A chorus of critics charges that the United States puts far too many people behind bars. And one of the worst consequences, the critics say, is that the families of the incarcerated lose the involvement of fathers and siblings (men make up more than 90 percent of prisoners). Yet, as Rafael A. Mangual argues in “Fathers, Families, and Incarceration,” this view rests on the premise that the offenders, if kept from jail, could be economically productive dads and brothers. Mounting evidence suggests that that premise is false and that jailing criminals is often better, on balance, for their families—especially for children, who’d otherwise be exposed to ongoing antisocial behavior.
Another campaign—this one whipped up by green activists and sympathetic politicians—seeks to rid us of plastic bags, bottles, and straws, seeing such objects as a threat to the environment. Numerous cities now restrict single-use plastic bags, and celebrities find themselves “plastic-shamed” when caught using, say, a disposable water bottle. John Tierney’s “The Perverse Panic over Plastic” exposes the hysteria.
Few things could benefit the environment—and energy supply—more than the successful development and widespread adoption of modular nuclear reactors, reports James B. Meigs in “Next-Gen Nuclear Power.” This cutting-edge technology, should it prove viable, could provide clean and abundant power, with reactors so efficient, small, and safe that they could be located right next to cities. Meigs walks nonspecialists through the technology, looks at the startups and more established firms pursuing this bold vision, and limns the implications for America’s future prosperity.
The onetime “arsenal of democracy,” Detroit has struggled for decades, bleeding population and jobs and suffering a wrenching bankruptcy in 2013. But some positive change is under way, with the rise of mobility as a service. One thing Detroit still knows how to do is build cars, and, as Nicole Gelinas observes in “The Mobile City,” autonomous-vehicle firms are taking advantage of that know-how, as well as the city’s sparsely occupied boulevards, which allow AV explorers to test self-driving cars and shuttles without excessive risk to others. Gelinas shows how this emergent technology could help Detroit to revitalize its downtown further—attracting more residents—and expand its limited public transit, too.
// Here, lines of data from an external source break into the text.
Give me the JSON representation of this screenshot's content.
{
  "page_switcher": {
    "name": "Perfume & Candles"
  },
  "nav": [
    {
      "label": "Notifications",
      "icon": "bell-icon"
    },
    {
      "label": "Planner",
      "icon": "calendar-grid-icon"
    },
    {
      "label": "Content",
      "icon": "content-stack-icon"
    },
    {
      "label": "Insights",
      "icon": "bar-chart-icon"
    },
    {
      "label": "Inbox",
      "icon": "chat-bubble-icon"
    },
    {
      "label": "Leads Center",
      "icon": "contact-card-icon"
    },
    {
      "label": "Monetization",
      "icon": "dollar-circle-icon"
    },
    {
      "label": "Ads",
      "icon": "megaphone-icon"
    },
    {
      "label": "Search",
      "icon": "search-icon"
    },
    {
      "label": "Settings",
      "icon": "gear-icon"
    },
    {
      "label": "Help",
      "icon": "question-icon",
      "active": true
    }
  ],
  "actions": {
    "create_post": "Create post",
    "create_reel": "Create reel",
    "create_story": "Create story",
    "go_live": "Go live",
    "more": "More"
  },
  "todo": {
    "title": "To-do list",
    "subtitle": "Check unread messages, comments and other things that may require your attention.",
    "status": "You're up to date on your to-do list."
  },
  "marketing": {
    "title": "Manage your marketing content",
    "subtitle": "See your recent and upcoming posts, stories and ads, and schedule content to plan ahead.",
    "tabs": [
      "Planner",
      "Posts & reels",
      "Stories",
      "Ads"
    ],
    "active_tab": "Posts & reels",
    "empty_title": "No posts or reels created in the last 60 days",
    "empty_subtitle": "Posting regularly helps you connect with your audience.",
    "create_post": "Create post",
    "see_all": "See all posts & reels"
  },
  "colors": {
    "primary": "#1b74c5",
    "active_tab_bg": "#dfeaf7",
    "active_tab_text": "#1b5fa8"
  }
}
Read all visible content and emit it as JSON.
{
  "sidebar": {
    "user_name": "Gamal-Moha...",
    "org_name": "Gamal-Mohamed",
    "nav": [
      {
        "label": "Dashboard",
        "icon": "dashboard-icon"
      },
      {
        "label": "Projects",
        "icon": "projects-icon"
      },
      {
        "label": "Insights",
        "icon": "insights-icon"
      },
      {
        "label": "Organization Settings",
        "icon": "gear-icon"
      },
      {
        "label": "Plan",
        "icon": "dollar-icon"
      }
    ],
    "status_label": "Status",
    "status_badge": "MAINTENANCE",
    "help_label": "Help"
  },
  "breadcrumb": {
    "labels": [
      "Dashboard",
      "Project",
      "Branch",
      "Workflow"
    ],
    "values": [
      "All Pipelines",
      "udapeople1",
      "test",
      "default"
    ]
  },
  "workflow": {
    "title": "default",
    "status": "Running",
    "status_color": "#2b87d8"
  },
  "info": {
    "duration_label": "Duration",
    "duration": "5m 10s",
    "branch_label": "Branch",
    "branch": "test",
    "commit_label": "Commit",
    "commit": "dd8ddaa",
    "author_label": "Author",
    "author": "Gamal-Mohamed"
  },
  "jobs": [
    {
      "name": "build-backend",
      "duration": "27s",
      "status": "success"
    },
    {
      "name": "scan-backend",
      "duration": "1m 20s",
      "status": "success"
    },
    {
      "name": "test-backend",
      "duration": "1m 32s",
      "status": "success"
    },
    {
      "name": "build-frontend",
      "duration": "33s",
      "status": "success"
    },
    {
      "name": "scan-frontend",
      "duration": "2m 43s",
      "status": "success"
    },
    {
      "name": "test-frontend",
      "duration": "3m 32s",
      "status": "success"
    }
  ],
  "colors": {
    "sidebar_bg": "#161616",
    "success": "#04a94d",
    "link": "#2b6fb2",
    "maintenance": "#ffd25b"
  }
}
An addiction epidemic is raging in Los Angeles, and Skid Row is its epicenter, with thousands of homeless passing through yearly, disease-ridden tent encampments blocking sidewalks, and near-constant overdoses overwhelming public officials. Christopher F. Rufo’s “The Moral Crisis of Skid Row” cautions that palliatives like “harm-reduction” programs, however well-intended, won’t solve the crisis, which is ultimately spiritual and cultural. Just south of L.A., Joel Kotkin and Alicia Kurimska tell a brighter story about “The Long Beach Model.” The port city, an hour from Hollywood, has kept alive a working- and middle-class economy, built around trade and the high-end manufacturing that was once the Golden State’s glory.
E. J. McMahon’s “One State, Two Stories” takes the pulse of troubled upstate New York. McMahon blames misguided tax-and-spend policies; a turnaround won’t be easy, though, because downstate supporters of those policies increasingly dominate the state’s politics. Steven Malanga’s “Equity Warriors” details a hot trend in municipal government: appointing officials who hunt for discrimination everywhere—and frequently find it where it seemingly doesn’t exist.
There’s even more fascinating writing in this issue, including acclaimed novelist Tara Isabella Burton’s dispatch from Tbilisi, Georgia, and urbanist Mario Polèse on how Montreal solved its housing shortage by reforming zoning and freeing up markets—a path once followed in the Bronx, where housing and property, more lightly regulated, could adapt rapidly to economic shifts, as Theo Mackey Pollack explains in “West Bronx Wisdom.” In “A Catholic Debate over Liberalism,” Park MacDougald offers a guide to the dustup among religious conservatives about the moral legitimacy of modern democracy, and Brian Patrick Eha takes on “The New Puritans,” the leftist partisans of “cancel” culture.
—Brian C. Anderson